In the present study of 36 clinically stable patients with precapillary PH, 75.0% were found to suffer from a degree of SDB, with the vast majority of SDB fulfilling the criteria of OSA. Furthermore, 50% of the subjects had evidence of nocturnal hypoxemia. Despite the high prevalence of OSA in the cohort, most patients were classified as having mild OSA, but the prevalence of nocturnal hypoxemia was elevated, regardless of the presence of SDB. Moreover, mPAP values were the only significant and independent predictor of the average SpO2 values, suggesting that the severity of PH (estimated by mPAP) can infer the presence of sleep hypoxemia. Our findings concur with those of previous studies and show that PH severity is associated with the degree of hypoxemia during sleep [15, 29].

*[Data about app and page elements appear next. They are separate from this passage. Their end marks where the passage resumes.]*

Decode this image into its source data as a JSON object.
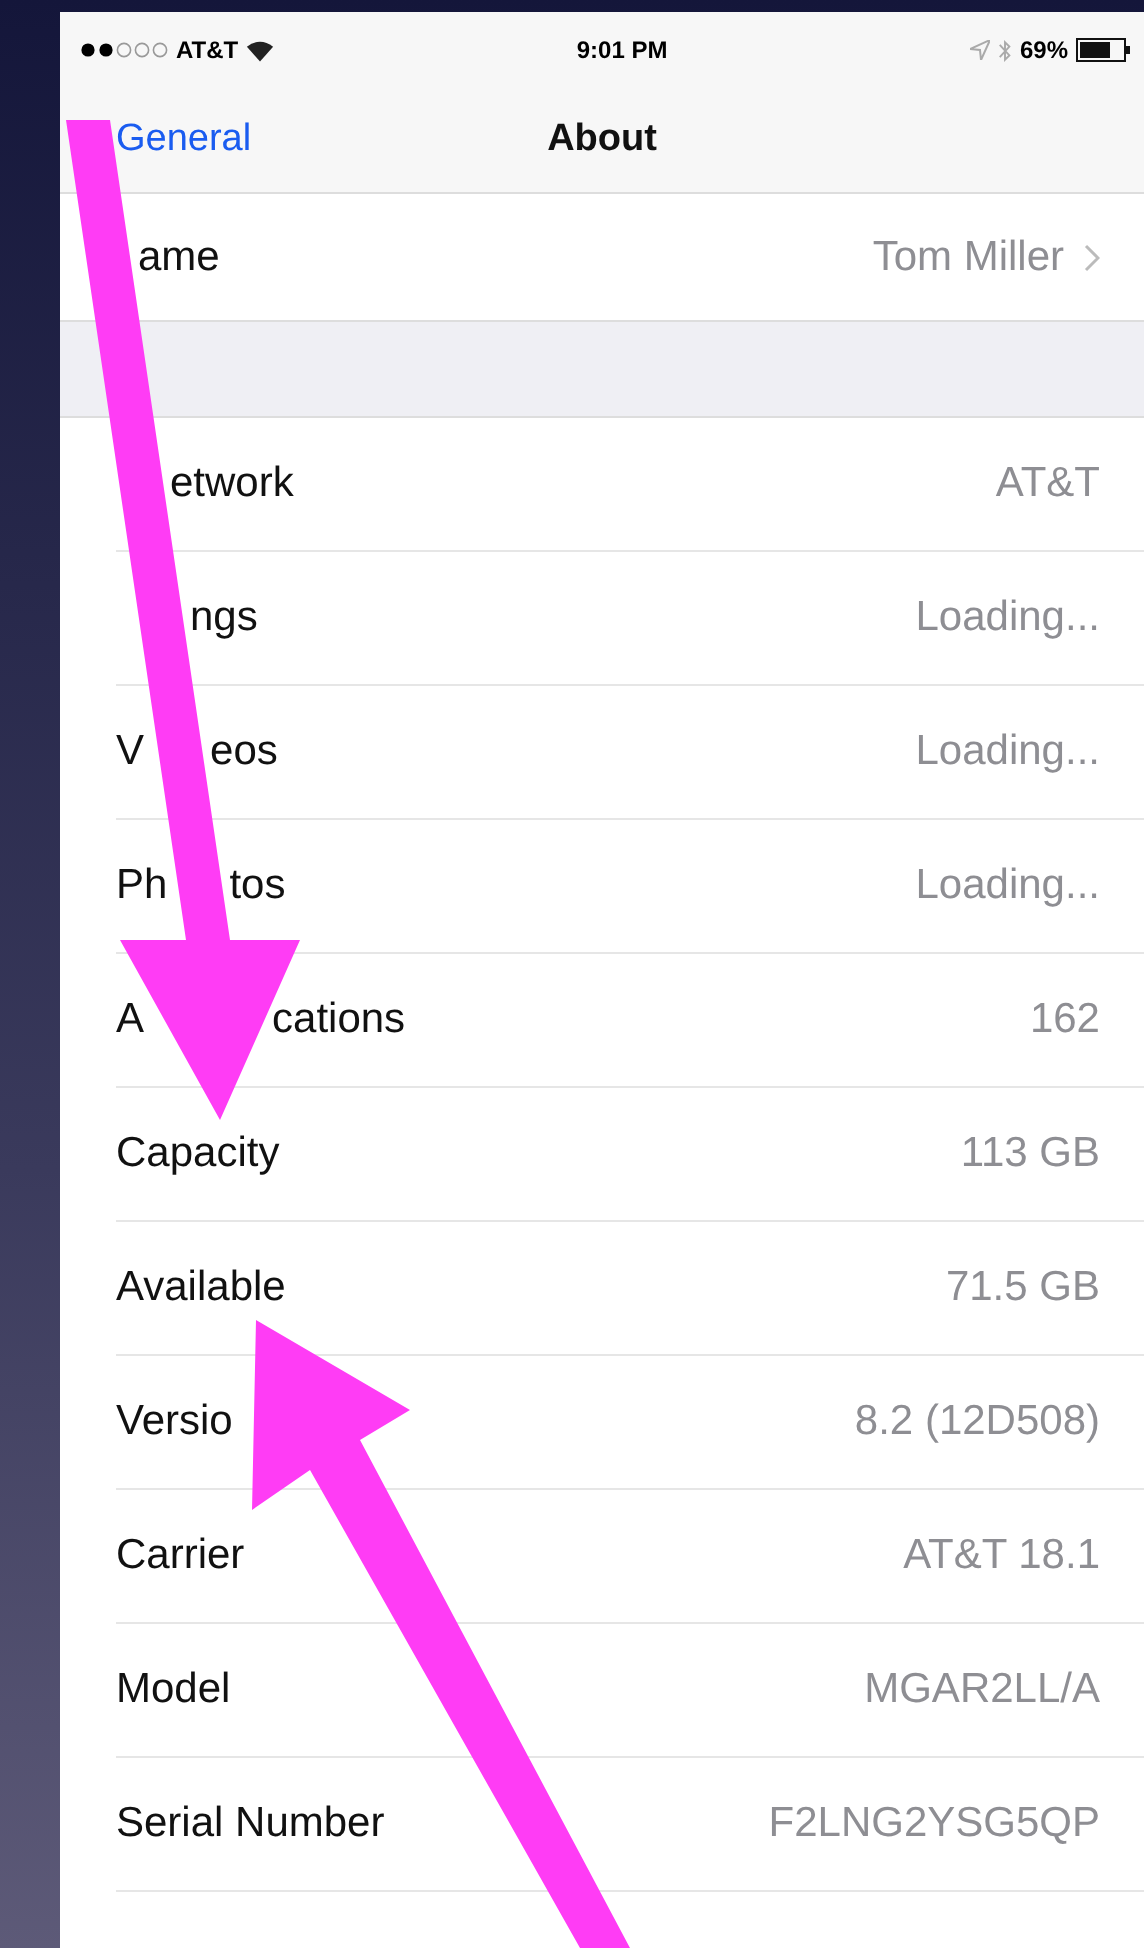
{
  "status_bar": {
    "carrier": "AT&T",
    "time": "9:01 PM",
    "battery": "69%"
  },
  "nav_bar": {
    "back": "General",
    "title": "About"
  },
  "name_row": {
    "label_parts": [
      "ame"
    ],
    "value": "Tom Miller"
  },
  "rows": [
    {
      "label_parts": [
        "etwork"
      ],
      "value": "AT&T"
    },
    {
      "label_parts": [
        "ngs"
      ],
      "value": "Loading..."
    },
    {
      "label_parts": [
        "V",
        "eos"
      ],
      "value": "Loading..."
    },
    {
      "label_parts": [
        "Ph",
        "tos"
      ],
      "value": "Loading..."
    },
    {
      "label_parts": [
        "A",
        "cations"
      ],
      "value": "162"
    },
    {
      "label_parts": [
        "Capacity"
      ],
      "value": "113 GB"
    },
    {
      "label_parts": [
        "Available"
      ],
      "value": "71.5 GB"
    },
    {
      "label_parts": [
        "Versio"
      ],
      "value": "8.2 (12D508)"
    },
    {
      "label_parts": [
        "Carrier"
      ],
      "value": "AT&T 18.1"
    },
    {
      "label_parts": [
        "Model"
      ],
      "value": "MGAR2LL/A"
    },
    {
      "label_parts": [
        "Serial Number"
      ],
      "value": "F2LNG2YSG5QP"
    }
  ]
}
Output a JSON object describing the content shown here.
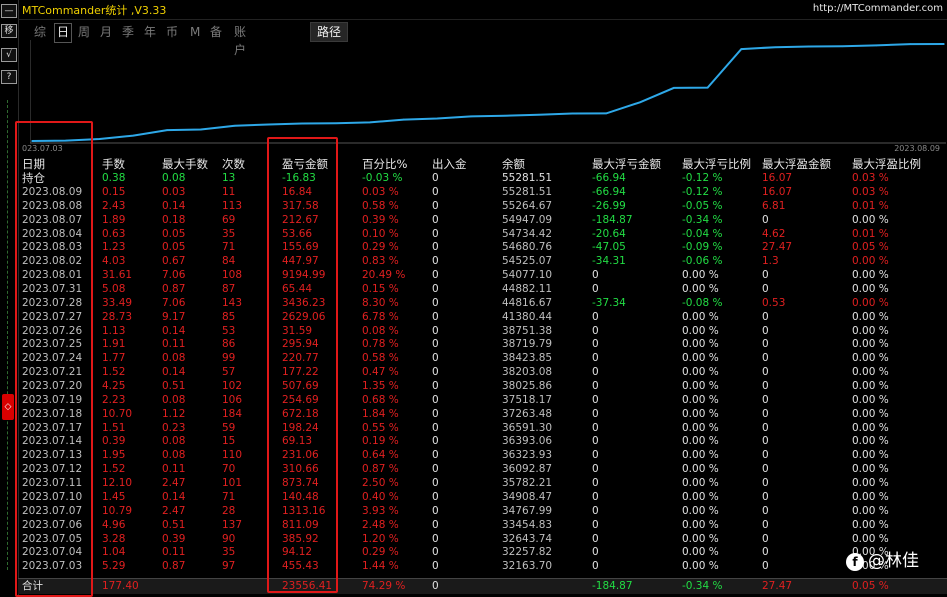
{
  "leftbar": {
    "buttons": [
      "—",
      "移",
      "√",
      "?"
    ],
    "marker": "◇"
  },
  "titlebar": {
    "title": "MTCommander统计 ,V3.33",
    "url": "http://MTCommander.com"
  },
  "tabs": [
    "综",
    "日",
    "周",
    "月",
    "季",
    "年",
    "币",
    "M",
    "备",
    "账户"
  ],
  "active_tab": "日",
  "path_button": "路径",
  "chart_data": {
    "type": "line",
    "series": [
      {
        "values": [
          32163.7,
          32257.82,
          32643.74,
          33454.83,
          34767.99,
          34908.47,
          35782.21,
          36092.87,
          36323.93,
          36393.06,
          36591.3,
          37263.48,
          37518.17,
          38025.86,
          38203.08,
          38423.85,
          38719.79,
          38751.38,
          41380.44,
          44816.67,
          44882.11,
          54077.1,
          54525.07,
          54680.76,
          54734.42,
          54947.09,
          55264.67,
          55281.51
        ]
      }
    ],
    "x_start_label": "023.07.03",
    "x_end_label": "2023.08.09",
    "color": "#2ea8e8"
  },
  "table": {
    "headers": [
      "日期",
      "手数",
      "最大手数",
      "次数",
      "盈亏金额",
      "百分比%",
      "出入金",
      "余额",
      "最大浮亏金额",
      "最大浮亏比例",
      "最大浮盈金额",
      "最大浮盈比例"
    ],
    "holding": {
      "date": "持仓",
      "lots": "0.38",
      "max_lots": "0.08",
      "count": "13",
      "pnl": "-16.83",
      "pct": "-0.03 %",
      "deposit": "0",
      "balance": "55281.51",
      "max_loss": "-66.94",
      "max_loss_pct": "-0.12 %",
      "max_profit": "16.07",
      "max_profit_pct": "0.03 %"
    },
    "rows": [
      {
        "date": "2023.08.09",
        "lots": "0.15",
        "max_lots": "0.03",
        "count": "11",
        "pnl": "16.84",
        "pct": "0.03 %",
        "deposit": "0",
        "balance": "55281.51",
        "max_loss": "-66.94",
        "max_loss_pct": "-0.12 %",
        "max_profit": "16.07",
        "max_profit_pct": "0.03 %"
      },
      {
        "date": "2023.08.08",
        "lots": "2.43",
        "max_lots": "0.14",
        "count": "113",
        "pnl": "317.58",
        "pct": "0.58 %",
        "deposit": "0",
        "balance": "55264.67",
        "max_loss": "-26.99",
        "max_loss_pct": "-0.05 %",
        "max_profit": "6.81",
        "max_profit_pct": "0.01 %"
      },
      {
        "date": "2023.08.07",
        "lots": "1.89",
        "max_lots": "0.18",
        "count": "69",
        "pnl": "212.67",
        "pct": "0.39 %",
        "deposit": "0",
        "balance": "54947.09",
        "max_loss": "-184.87",
        "max_loss_pct": "-0.34 %",
        "max_profit": "0",
        "max_profit_pct": "0.00 %"
      },
      {
        "date": "2023.08.04",
        "lots": "0.63",
        "max_lots": "0.05",
        "count": "35",
        "pnl": "53.66",
        "pct": "0.10 %",
        "deposit": "0",
        "balance": "54734.42",
        "max_loss": "-20.64",
        "max_loss_pct": "-0.04 %",
        "max_profit": "4.62",
        "max_profit_pct": "0.01 %"
      },
      {
        "date": "2023.08.03",
        "lots": "1.23",
        "max_lots": "0.05",
        "count": "71",
        "pnl": "155.69",
        "pct": "0.29 %",
        "deposit": "0",
        "balance": "54680.76",
        "max_loss": "-47.05",
        "max_loss_pct": "-0.09 %",
        "max_profit": "27.47",
        "max_profit_pct": "0.05 %"
      },
      {
        "date": "2023.08.02",
        "lots": "4.03",
        "max_lots": "0.67",
        "count": "84",
        "pnl": "447.97",
        "pct": "0.83 %",
        "deposit": "0",
        "balance": "54525.07",
        "max_loss": "-34.31",
        "max_loss_pct": "-0.06 %",
        "max_profit": "1.3",
        "max_profit_pct": "0.00 %"
      },
      {
        "date": "2023.08.01",
        "lots": "31.61",
        "max_lots": "7.06",
        "count": "108",
        "pnl": "9194.99",
        "pct": "20.49 %",
        "deposit": "0",
        "balance": "54077.10",
        "max_loss": "0",
        "max_loss_pct": "0.00 %",
        "max_profit": "0",
        "max_profit_pct": "0.00 %"
      },
      {
        "date": "2023.07.31",
        "lots": "5.08",
        "max_lots": "0.87",
        "count": "87",
        "pnl": "65.44",
        "pct": "0.15 %",
        "deposit": "0",
        "balance": "44882.11",
        "max_loss": "0",
        "max_loss_pct": "0.00 %",
        "max_profit": "0",
        "max_profit_pct": "0.00 %"
      },
      {
        "date": "2023.07.28",
        "lots": "33.49",
        "max_lots": "7.06",
        "count": "143",
        "pnl": "3436.23",
        "pct": "8.30 %",
        "deposit": "0",
        "balance": "44816.67",
        "max_loss": "-37.34",
        "max_loss_pct": "-0.08 %",
        "max_profit": "0.53",
        "max_profit_pct": "0.00 %"
      },
      {
        "date": "2023.07.27",
        "lots": "28.73",
        "max_lots": "9.17",
        "count": "85",
        "pnl": "2629.06",
        "pct": "6.78 %",
        "deposit": "0",
        "balance": "41380.44",
        "max_loss": "0",
        "max_loss_pct": "0.00 %",
        "max_profit": "0",
        "max_profit_pct": "0.00 %"
      },
      {
        "date": "2023.07.26",
        "lots": "1.13",
        "max_lots": "0.14",
        "count": "53",
        "pnl": "31.59",
        "pct": "0.08 %",
        "deposit": "0",
        "balance": "38751.38",
        "max_loss": "0",
        "max_loss_pct": "0.00 %",
        "max_profit": "0",
        "max_profit_pct": "0.00 %"
      },
      {
        "date": "2023.07.25",
        "lots": "1.91",
        "max_lots": "0.11",
        "count": "86",
        "pnl": "295.94",
        "pct": "0.78 %",
        "deposit": "0",
        "balance": "38719.79",
        "max_loss": "0",
        "max_loss_pct": "0.00 %",
        "max_profit": "0",
        "max_profit_pct": "0.00 %"
      },
      {
        "date": "2023.07.24",
        "lots": "1.77",
        "max_lots": "0.08",
        "count": "99",
        "pnl": "220.77",
        "pct": "0.58 %",
        "deposit": "0",
        "balance": "38423.85",
        "max_loss": "0",
        "max_loss_pct": "0.00 %",
        "max_profit": "0",
        "max_profit_pct": "0.00 %"
      },
      {
        "date": "2023.07.21",
        "lots": "1.52",
        "max_lots": "0.14",
        "count": "57",
        "pnl": "177.22",
        "pct": "0.47 %",
        "deposit": "0",
        "balance": "38203.08",
        "max_loss": "0",
        "max_loss_pct": "0.00 %",
        "max_profit": "0",
        "max_profit_pct": "0.00 %"
      },
      {
        "date": "2023.07.20",
        "lots": "4.25",
        "max_lots": "0.51",
        "count": "102",
        "pnl": "507.69",
        "pct": "1.35 %",
        "deposit": "0",
        "balance": "38025.86",
        "max_loss": "0",
        "max_loss_pct": "0.00 %",
        "max_profit": "0",
        "max_profit_pct": "0.00 %"
      },
      {
        "date": "2023.07.19",
        "lots": "2.23",
        "max_lots": "0.08",
        "count": "106",
        "pnl": "254.69",
        "pct": "0.68 %",
        "deposit": "0",
        "balance": "37518.17",
        "max_loss": "0",
        "max_loss_pct": "0.00 %",
        "max_profit": "0",
        "max_profit_pct": "0.00 %"
      },
      {
        "date": "2023.07.18",
        "lots": "10.70",
        "max_lots": "1.12",
        "count": "184",
        "pnl": "672.18",
        "pct": "1.84 %",
        "deposit": "0",
        "balance": "37263.48",
        "max_loss": "0",
        "max_loss_pct": "0.00 %",
        "max_profit": "0",
        "max_profit_pct": "0.00 %"
      },
      {
        "date": "2023.07.17",
        "lots": "1.51",
        "max_lots": "0.23",
        "count": "59",
        "pnl": "198.24",
        "pct": "0.55 %",
        "deposit": "0",
        "balance": "36591.30",
        "max_loss": "0",
        "max_loss_pct": "0.00 %",
        "max_profit": "0",
        "max_profit_pct": "0.00 %"
      },
      {
        "date": "2023.07.14",
        "lots": "0.39",
        "max_lots": "0.08",
        "count": "15",
        "pnl": "69.13",
        "pct": "0.19 %",
        "deposit": "0",
        "balance": "36393.06",
        "max_loss": "0",
        "max_loss_pct": "0.00 %",
        "max_profit": "0",
        "max_profit_pct": "0.00 %"
      },
      {
        "date": "2023.07.13",
        "lots": "1.95",
        "max_lots": "0.08",
        "count": "110",
        "pnl": "231.06",
        "pct": "0.64 %",
        "deposit": "0",
        "balance": "36323.93",
        "max_loss": "0",
        "max_loss_pct": "0.00 %",
        "max_profit": "0",
        "max_profit_pct": "0.00 %"
      },
      {
        "date": "2023.07.12",
        "lots": "1.52",
        "max_lots": "0.11",
        "count": "70",
        "pnl": "310.66",
        "pct": "0.87 %",
        "deposit": "0",
        "balance": "36092.87",
        "max_loss": "0",
        "max_loss_pct": "0.00 %",
        "max_profit": "0",
        "max_profit_pct": "0.00 %"
      },
      {
        "date": "2023.07.11",
        "lots": "12.10",
        "max_lots": "2.47",
        "count": "101",
        "pnl": "873.74",
        "pct": "2.50 %",
        "deposit": "0",
        "balance": "35782.21",
        "max_loss": "0",
        "max_loss_pct": "0.00 %",
        "max_profit": "0",
        "max_profit_pct": "0.00 %"
      },
      {
        "date": "2023.07.10",
        "lots": "1.45",
        "max_lots": "0.14",
        "count": "71",
        "pnl": "140.48",
        "pct": "0.40 %",
        "deposit": "0",
        "balance": "34908.47",
        "max_loss": "0",
        "max_loss_pct": "0.00 %",
        "max_profit": "0",
        "max_profit_pct": "0.00 %"
      },
      {
        "date": "2023.07.07",
        "lots": "10.79",
        "max_lots": "2.47",
        "count": "28",
        "pnl": "1313.16",
        "pct": "3.93 %",
        "deposit": "0",
        "balance": "34767.99",
        "max_loss": "0",
        "max_loss_pct": "0.00 %",
        "max_profit": "0",
        "max_profit_pct": "0.00 %"
      },
      {
        "date": "2023.07.06",
        "lots": "4.96",
        "max_lots": "0.51",
        "count": "137",
        "pnl": "811.09",
        "pct": "2.48 %",
        "deposit": "0",
        "balance": "33454.83",
        "max_loss": "0",
        "max_loss_pct": "0.00 %",
        "max_profit": "0",
        "max_profit_pct": "0.00 %"
      },
      {
        "date": "2023.07.05",
        "lots": "3.28",
        "max_lots": "0.39",
        "count": "90",
        "pnl": "385.92",
        "pct": "1.20 %",
        "deposit": "0",
        "balance": "32643.74",
        "max_loss": "0",
        "max_loss_pct": "0.00 %",
        "max_profit": "0",
        "max_profit_pct": "0.00 %"
      },
      {
        "date": "2023.07.04",
        "lots": "1.04",
        "max_lots": "0.11",
        "count": "35",
        "pnl": "94.12",
        "pct": "0.29 %",
        "deposit": "0",
        "balance": "32257.82",
        "max_loss": "0",
        "max_loss_pct": "0.00 %",
        "max_profit": "0",
        "max_profit_pct": "0.00 %"
      },
      {
        "date": "2023.07.03",
        "lots": "5.29",
        "max_lots": "0.87",
        "count": "97",
        "pnl": "455.43",
        "pct": "1.44 %",
        "deposit": "0",
        "balance": "32163.70",
        "max_loss": "0",
        "max_loss_pct": "0.00 %",
        "max_profit": "0",
        "max_profit_pct": "0.00 %"
      }
    ],
    "total": {
      "date": "合计",
      "lots": "177.40",
      "pnl": "23556.41",
      "pct": "74.29 %",
      "deposit": "0",
      "max_loss": "-184.87",
      "max_loss_pct": "-0.34 %",
      "max_profit": "27.47",
      "max_profit_pct": "0.05 %"
    }
  },
  "watermark": {
    "logo": "f",
    "text": "@林佳"
  }
}
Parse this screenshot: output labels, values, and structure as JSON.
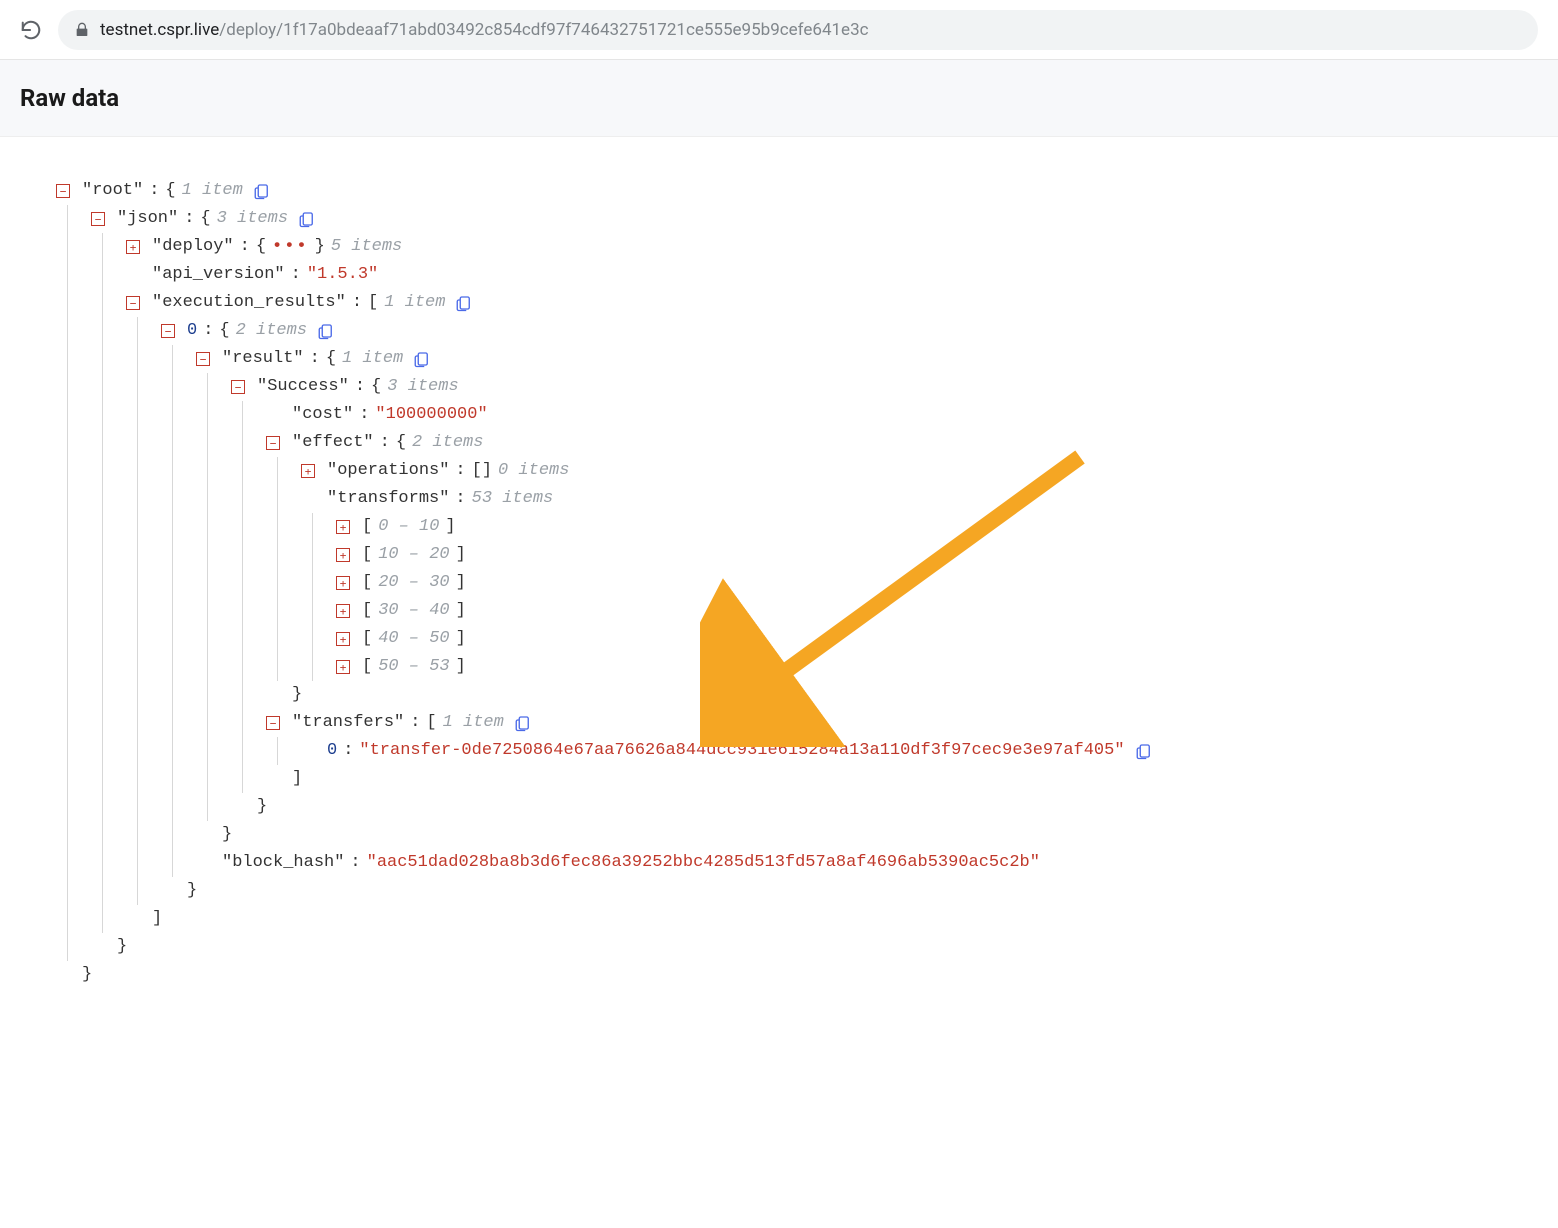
{
  "browser": {
    "url_domain": "testnet.cspr.live",
    "url_path": "/deploy/1f17a0bdeaaf71abd03492c854cdf97f746432751721ce555e95b9cefe641e3c"
  },
  "header": {
    "title": "Raw data"
  },
  "tree": {
    "root_key": "\"root\"",
    "root_meta": "1 item",
    "json_key": "\"json\"",
    "json_meta": "3 items",
    "deploy_key": "\"deploy\"",
    "deploy_meta": "5 items",
    "api_version_key": "\"api_version\"",
    "api_version_val": "\"1.5.3\"",
    "exec_key": "\"execution_results\"",
    "exec_meta": "1 item",
    "idx0": "0",
    "idx0_meta": "2 items",
    "result_key": "\"result\"",
    "result_meta": "1 item",
    "success_key": "\"Success\"",
    "success_meta": "3 items",
    "cost_key": "\"cost\"",
    "cost_val": "\"100000000\"",
    "effect_key": "\"effect\"",
    "effect_meta": "2 items",
    "operations_key": "\"operations\"",
    "operations_meta": "0 items",
    "transforms_key": "\"transforms\"",
    "transforms_meta": "53 items",
    "range_1": "0 – 10",
    "range_2": "10 – 20",
    "range_3": "20 – 30",
    "range_4": "30 – 40",
    "range_5": "40 – 50",
    "range_6": "50 – 53",
    "transfers_key": "\"transfers\"",
    "transfers_meta": "1 item",
    "transfer_idx": "0",
    "transfer_val": "\"transfer-0de7250864e67aa76626a844dcc931e615284a13a110df3f97cec9e3e97af405\"",
    "block_hash_key": "\"block_hash\"",
    "block_hash_val": "\"aac51dad028ba8b3d6fec86a39252bbc4285d513fd57a8af4696ab5390ac5c2b\""
  }
}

The frequency of SDB in patients with precapillary PH is generally high, with some studies reporting a high prevalence of both OSA and CSA [17, 20, 30], and another suggesting a marked predominance of OSA over CSA . In one cross-sectional study that evaluated 52 subjects with Group 1 PAH, SDB was present in 71% (56% had OSA and 44% CSA) . Similarly, among 38 outpatients with idiopathic PAH (n = 23) or CTEPH (n = 15), a high SDB prevalence was found, with CSA being clearly predominant . However, in another recent study that evaluated 71 patients with precapillary PH (41% males) and 35 matched controls, OSA was detected in 68% of the precapillary PH patients as compared to 5% among controls . Moreover, only 1 PAH patient had CSA (AHI: 12 events/h) without Cheyne-Stokes respiration . Similar to our findings, nocturnal hypoxemia was present in 48% of patients with PAH, and the presence of nocturnal hypoxemia was unrelated to the presence of OSA .
We should emphasize that sleep-related hypoxemia is a prevalent disturbance among precapillary PH patients with a widely variable percentage of subjects displaying sleep-related hypoxemia depending on the oximetry-derived criterion used to assess nocturnal desaturation [32, 33]. All such studies, albeit only a few in number, suggest that the presence of nocturnal hypoxemia occurs regardless of the presence of SDB, and when present is frequently associated with a worse prognosis in patients suffering from PAH [20, 32, 33]. In a small cohort of 13 PAH individuals, nocturnal hypoxemia was reported in 10/13 patients . Another study found that 30 of 43 PAH patients exhibited nocturnal desaturation, with those patients with desaturations during sleep also suffering from higher mPAP values and lower cardiac index . In a cohort of 63 individuals with PAH or CTEPH, 63% had nocturnal hypoxemia , while in another previous study that included 15 PAH patients, only 2 had sleep apnea, but 8 patients had sleep-related hypoxemia without the presence of sleep apnea .
Although hypoxemia during sleep is frequent in precapillary PH, the underlying mechanism still remains unclear. It is usually advanced that ventilation-perfusion mismatch and narrowing of the distal airways, increasing the pulmonary physiologic dead space underlie the higher frequency of hypoxemic events in PAH [36–38]. Of note, the presence of continuous nocturnal hypoxemia, rather than the presence of SDB-related intermittent hypoxemia has been implicated in a poor prognosis among PAH patients , possibly because chronic hypoxemia promotes hypoxic pulmonary vasoconstriction and pulmonary vascular remodeling . Notwithstanding, pulse oximetry has been proposed as part of the routine assessment of patients with PAH to detect the presence of nocturnal hypoxemia . However, oximetry alone may not be a sufficiently accurate diagnostic test for identifying SDB in precapillary PH patients  because of inadequate discriminatory power when compared to PSG .
Our study is not without limitations. First, it was conducted in a single institution, which may limit its generalizability and therefore requires external validation. Second, the sample size was relatively small, which could lead to type 2 beta errors, such that our findings must be considered with caution. Third, all study participants were evaluated with a sleep test on a single night and the possibility of night-to-night variability must be considered. Fourth, the diagnosis of OSA was based on the RDI obtained from an HSAT, which may underestimate the actual prevalence and severity of SDB. Finally, as the hemodynamic parameters were not evaluated in close temporal proximity or concurrently with the HSAT, inferences from the associations between these two sets of measures require caution.